MacGraw would not work again for five years. Her split with Evans ruined her chance of being cast in her dream role, as Daisy Buchanan in Paramount's adaptation of The Great Gatsby(1974). McQueen, whom she married in July 1973, forbade her from acting. When she accepted Peckinpah's offer to play the female lead in Convoy(1978), McQueen left her.
MacGraw wrote of Peckinpah, the director who gave her another chance, that "underneath an almost caricature machismo was a most gentle, kind, and intelligent soul." Kind soul or not, Peckinpah obviously had a ball with The Getaway's salacious subplot involving the loose-cannon bank robber Rudy and the hot tomato he picks up while in pursuit of Doc and the loot. Rudy forces sexpot Fran and her husband to drive him to El Paso at gunpoint. Fran is all too eager to do anything the big bad man wants and to torture her husband by making him watch. Rudy and Fran's storyline plays like a funhouse mirror to Doc and Carol's; their unbridled sexuality mocks the star couple's frigidity. To reinforce this, Peckinpah cast actors who were opposite types from McQueen and MacGraw.

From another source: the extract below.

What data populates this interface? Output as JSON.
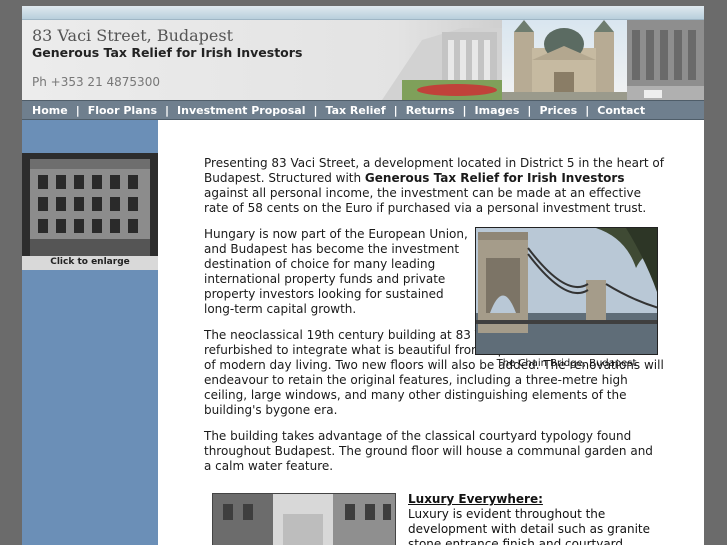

The director originally wanted Jack Palance to play Rudy, but the actor priced himself out of the running. Peckinpah chose swarthy Al Lettieri, who had just completed work on The Godfather as Sollozzo. For the sleazy Fran, Peckinpah fouled one of America's TV sweethearts: petite, buxom Sally Struthers of "All in the Family." Struthers and Lettieri virtually steal the picture with their inspired schtick. And there was more, but it was lost in editing. Not realizing McQueen was the one who had made the cuts, Lettieri had to be restrained by Peckinpah from attacking producer David Foster after seeing the finished film, minus Lettieri's favorite bits, at a preview screening. One witness was heard to say that it was the only time he ever "saw Sam trying to break up a fight.